  9. 9. OBSERVATION SYSTEMS TO CODE DATA  use of categories  students’ and/or teacher’s behaviours are documented  focuses the attention on research questions  very abstract, does not indicate sequences or length of interaction
  10. 10. OBSERVATION SYSTEMS TO CODE DATA: SELECTING AN OBSERVATION SCHEME  check of a behaviour every time or at regular intervals?  high- or low-inference categories?  possible to assign an utterance to more than one category?  designed for use in real time or with audio- /videotape recordings?  designed for research or teacher education?  focus of the instrument
  11. 11. EXAMPLE OF AN OBSERVATION SYSTEM: COLT Communicative Orientation to Language Teaching influenced by communicative approaches in FL learning designed to meet the needs for research on relationship between teaching and learning designed to develop psycholinguistically valid categories for classroom observation has two parts: Classroom Activities and Classroom Language
  14. 14. EXAMPLE OF AN OBSERVATION SYSTEM: COLT obtained data reliable but: categories given are ideologically loaded categories mirror assumption that communicative teaching facilitates effective learning best

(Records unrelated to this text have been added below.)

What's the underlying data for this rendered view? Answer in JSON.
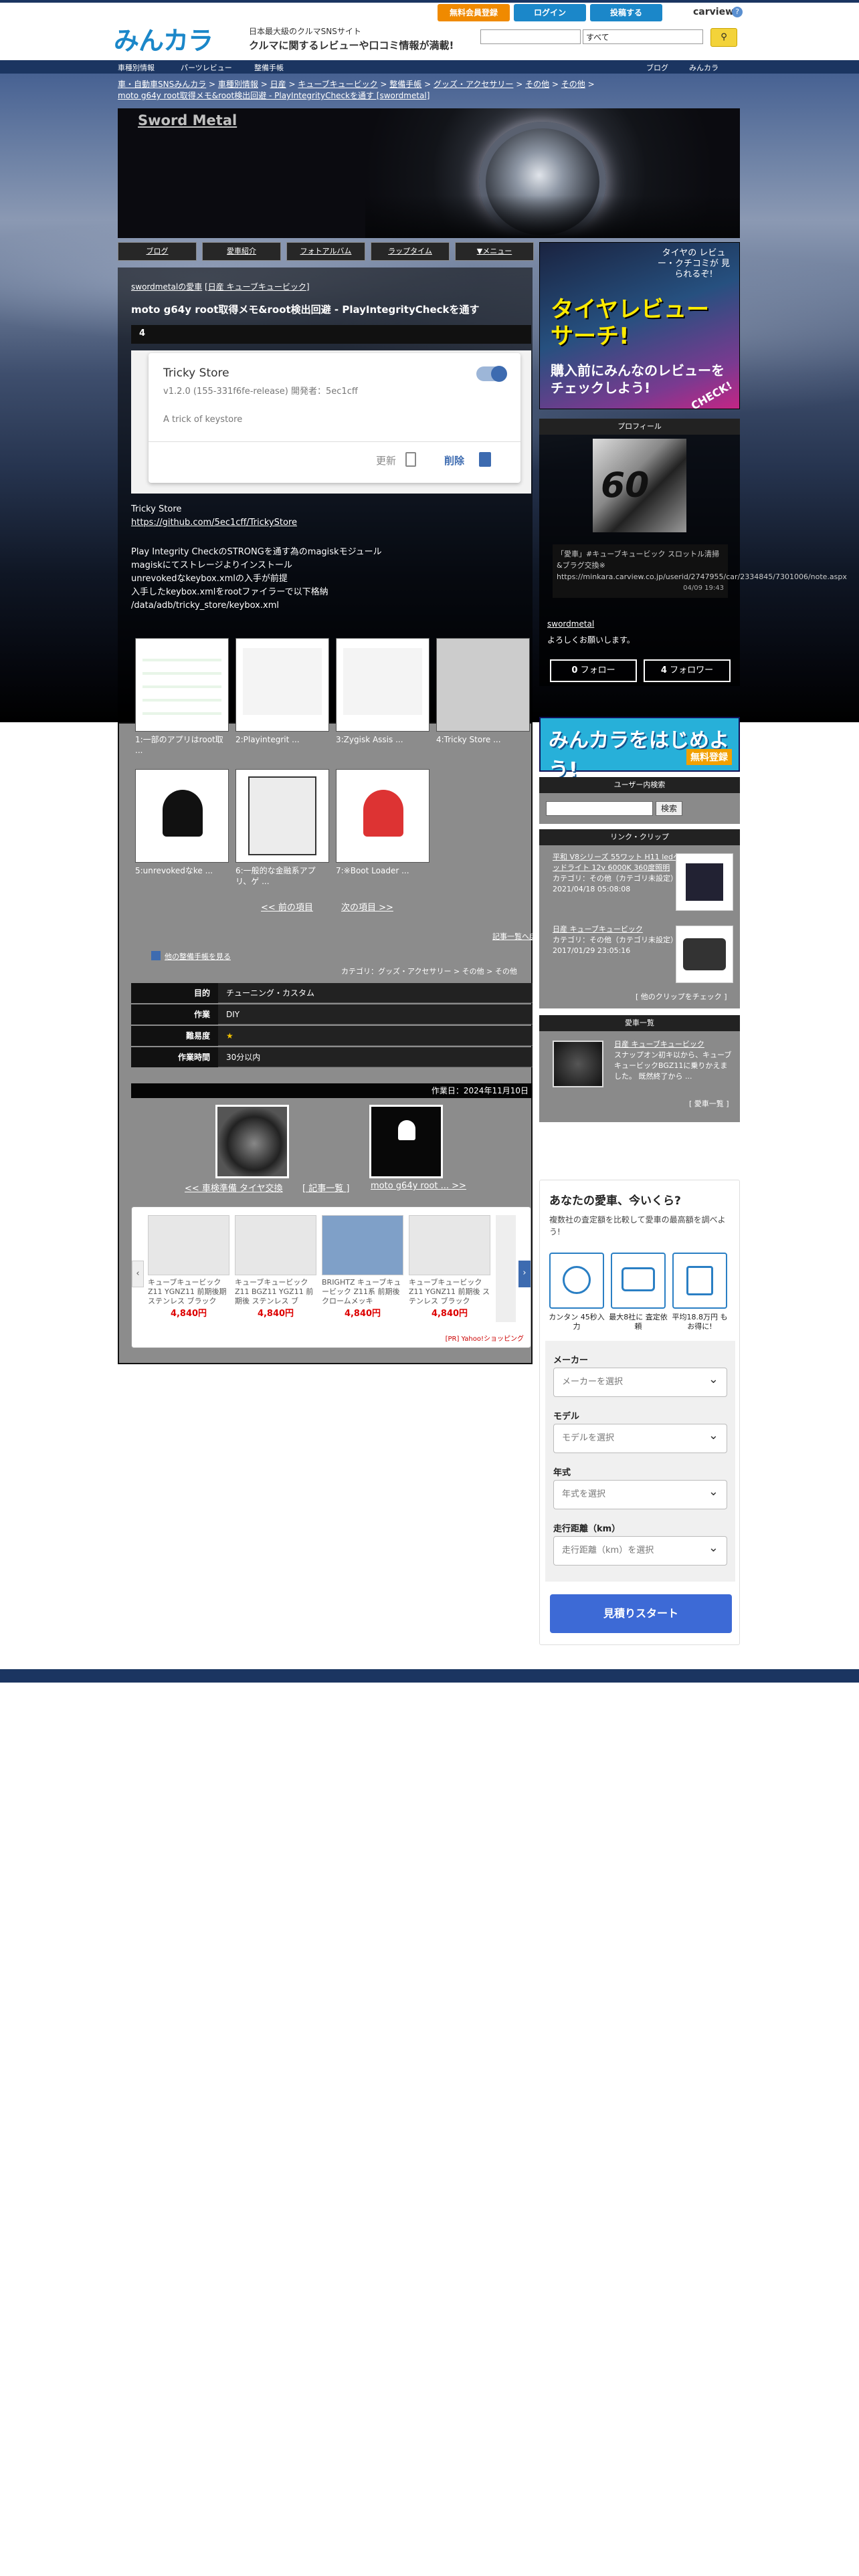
{
  "top": {
    "logo": "みんカラ",
    "tagline": "日本最大級のクルマSNSサイト",
    "tagline2": "クルマに関するレビューや口コミ情報が満載!",
    "register": "無料会員登録",
    "login": "ログイン",
    "post": "投稿する",
    "carview": "carview",
    "search_select": "すべて"
  },
  "nav": {
    "items": [
      "車種別情報",
      "パーツレビュー",
      "整備手帳"
    ],
    "right": [
      "ブログ",
      "みんカラ"
    ]
  },
  "breadcrumb": {
    "items": [
      "車・自動車SNSみんカラ",
      "車種別情報",
      "日産",
      "キューブキュービック",
      "整備手帳",
      "グッズ・アクセサリー",
      "その他",
      "その他"
    ],
    "current": "moto g64y root取得メモ&root検出回避 - PlayIntegrityCheckを通す [swordmetal]"
  },
  "header": {
    "title": "Sword Metal"
  },
  "tabs": [
    "ブログ",
    "愛車紹介",
    "フォトアルバム",
    "ラップタイム",
    "▼メニュー"
  ],
  "article": {
    "owner_prefix": "swordmetalの愛車",
    "owner_car": "日産 キューブキュービック",
    "title": "moto g64y root取得メモ&root検出回避 - PlayIntegrityCheckを通す",
    "step": "4",
    "app_name": "Tricky Store",
    "app_version": "v1.2.0 (155-331f6fe-release) 開発者：5ec1cff",
    "app_desc": "A trick of keystore",
    "app_update": "更新",
    "app_delete": "削除",
    "body_title": "Tricky Store",
    "body_link": "https://github.com/5ec1cff/TrickyStore",
    "body_text": "Play Integrity CheckのSTRONGを通す為のmagiskモジュール\nmagiskにてストレージよりインストール\nunrevokedなkeybox.xmlの入手が前提\n入手したkeybox.xmlをrootファイラーで以下格納\n/data/adb/tricky_store/keybox.xml"
  },
  "thumbs": [
    {
      "cap": "1:一部のアプリはroot取 ..."
    },
    {
      "cap": "2:Playintegrit ..."
    },
    {
      "cap": "3:Zygisk Assis ..."
    },
    {
      "cap": "4:Tricky Store ..."
    },
    {
      "cap": "5:unrevokedなke ..."
    },
    {
      "cap": "6:一般的な金融系アプリ、ゲ ..."
    },
    {
      "cap": "7:※Boot Loader ..."
    }
  ],
  "pager": {
    "prev": "<< 前の項目",
    "next": "次の項目 >>"
  },
  "actions": {
    "bookmark": "記事一覧へ戻る",
    "other": "他の整備手帳を見る",
    "category": "カテゴリ：グッズ・アクセサリー > その他 > その他"
  },
  "specs": [
    {
      "k": "目的",
      "v": "チューニング・カスタム"
    },
    {
      "k": "作業",
      "v": "DIY"
    },
    {
      "k": "難易度",
      "v": "★"
    },
    {
      "k": "作業時間",
      "v": "30分以内"
    }
  ],
  "workdate": "作業日：2024年11月10日",
  "nav_entries": {
    "prev": "<< 車検準備 タイヤ交換",
    "list": "[ 記事一覧 ]",
    "next": "moto g64y root ... >>"
  },
  "products": [
    {
      "name": "キューブキュービック Z11 YGNZ11 前期後期 ステンレス ブラック",
      "price": "4,840円"
    },
    {
      "name": "キューブキュービック Z11 BGZ11 YGZ11 前期後 ステンレス ブ",
      "price": "4,840円"
    },
    {
      "name": "BRIGHTZ キューブキュービック Z11系 前期後クロームメッキ",
      "price": "4,840円"
    },
    {
      "name": "キューブキュービック Z11 YGNZ11 前期後 ステンレス ブラック",
      "price": "4,840円"
    }
  ],
  "ad_label": "[PR] Yahoo!ショッピング",
  "side": {
    "banner_small": "タイヤの レビュー・クチコミが 見られるぞ!",
    "banner_big": "タイヤレビュー サーチ!",
    "banner_sub": "購入前にみんなのレビューをチェックしよう!",
    "banner_check": "CHECK!",
    "profile_head": "プロフィール",
    "profile_text": "「愛車」#キューブキュービック スロットル清掃&ブラグ交換※ https://minkara.carview.co.jp/userid/2747955/car/2334845/7301006/note.aspx",
    "profile_time": "04/09 19:43",
    "user_name": "swordmetal",
    "user_greet": "よろしくお願いします。",
    "follow": "フォロー",
    "follow_count": "0",
    "follower": "フォロワー",
    "follower_count": "4",
    "start_banner": "みんカラをはじめよう!",
    "start_badge": "無料登録",
    "user_search_head": "ユーザー内検索",
    "search_btn": "検索",
    "clip_head": "リンク・クリップ",
    "clips": [
      {
        "title": "平和 V8シリーズ 55ワット H11 ledヘッドライト 12v 6000K 360度照明",
        "cat": "カテゴリ：その他（カテゴリ未設定）",
        "date": "2021/04/18 05:08:08"
      },
      {
        "title": "日産 キューブキュービック",
        "cat": "カテゴリ：その他（カテゴリ未設定）",
        "date": "2017/01/29 23:05:16"
      }
    ],
    "clip_more": "[ 他のクリップをチェック ]",
    "car_head": "愛車一覧",
    "car_name": "日産 キューブキュービック",
    "car_desc": "スナップオン初キ以から、キューブキュービックBGZ11に乗りかえました。 既然終了から ...",
    "car_more": "[ 愛車一覧 ]"
  },
  "form": {
    "title": "あなたの愛車、今いくら?",
    "desc": "複数社の査定額を比較して愛車の最高額を調べよう!",
    "features": [
      "カンタン 45秒入力",
      "最大8社に 査定依頼",
      "平均18.8万円 もお得に!"
    ],
    "fields": [
      {
        "label": "メーカー",
        "placeholder": "メーカーを選択"
      },
      {
        "label": "モデル",
        "placeholder": "モデルを選択"
      },
      {
        "label": "年式",
        "placeholder": "年式を選択"
      },
      {
        "label": "走行距離（km）",
        "placeholder": "走行距離（km）を選択"
      }
    ],
    "submit": "見積りスタート"
  }
}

  15. 15. OBSERVATION SCHEMES: GENERAL CONSIDERATIONS no totally objective classroom observation scheme observation schemes show tallies (frequency) not the interaction itself, i.e. the language used in interaction particularly elaborate schemes require trained observers complementary to transcriptions/ethnographic narratives
  16. 16. OBSERVATION SYSTEMS FOR CAPTURING SOCIAL ASPECTS  not part of traditional SLA research but of value  Seating Chart Observation Records (SCORE)  analysis of interpersonal relationships in the classroom, e.g.:  Who speaks to whom?  Who initiates verbal turns?  Who responds?  provide no information about language, length of turns, accuracy or fluency
  17. 17. QUALITY CONTROL – THREATS TO OBSERVATION QUALITY validity observer technical effect issues adequate capture of reliability events
  18. 18. QUALITY CONTROL – THINGS TO CONSIDER check location beforehand check technical equipment acclimate participants to observation, build up trust reach an agreement with other observers match the categories for the observation to the research questions do a pilot study provide methods triangulation (e.g. observation scheme + field notes + stimulated recall)
  19. 19. REFERENCES Fraenkel, J.R & Wallen, N.M. (2006) How to Design and Evaluate Research in Education. Boston: McGraw-Hill Hopkins, D. (2002) A Teacher’s Guide to Classroom Research. Berkshire: Open University Press McKay, S. L. (2006). Researching second language classrooms. Mahwah, NJ: Lawrence Erlbaum Associates Nunan D. & Bailey K. M. (2009) Exploring Second Language Classroom Research - A Comprehensive Guide. Boston: Heinle Cengage Learning Taggart, G.L. & Wilson A.P. (2005). Promoting Reflective Thinking in Teachers. 50 Action Strategies. Thousand Oaks, California: Corwin Press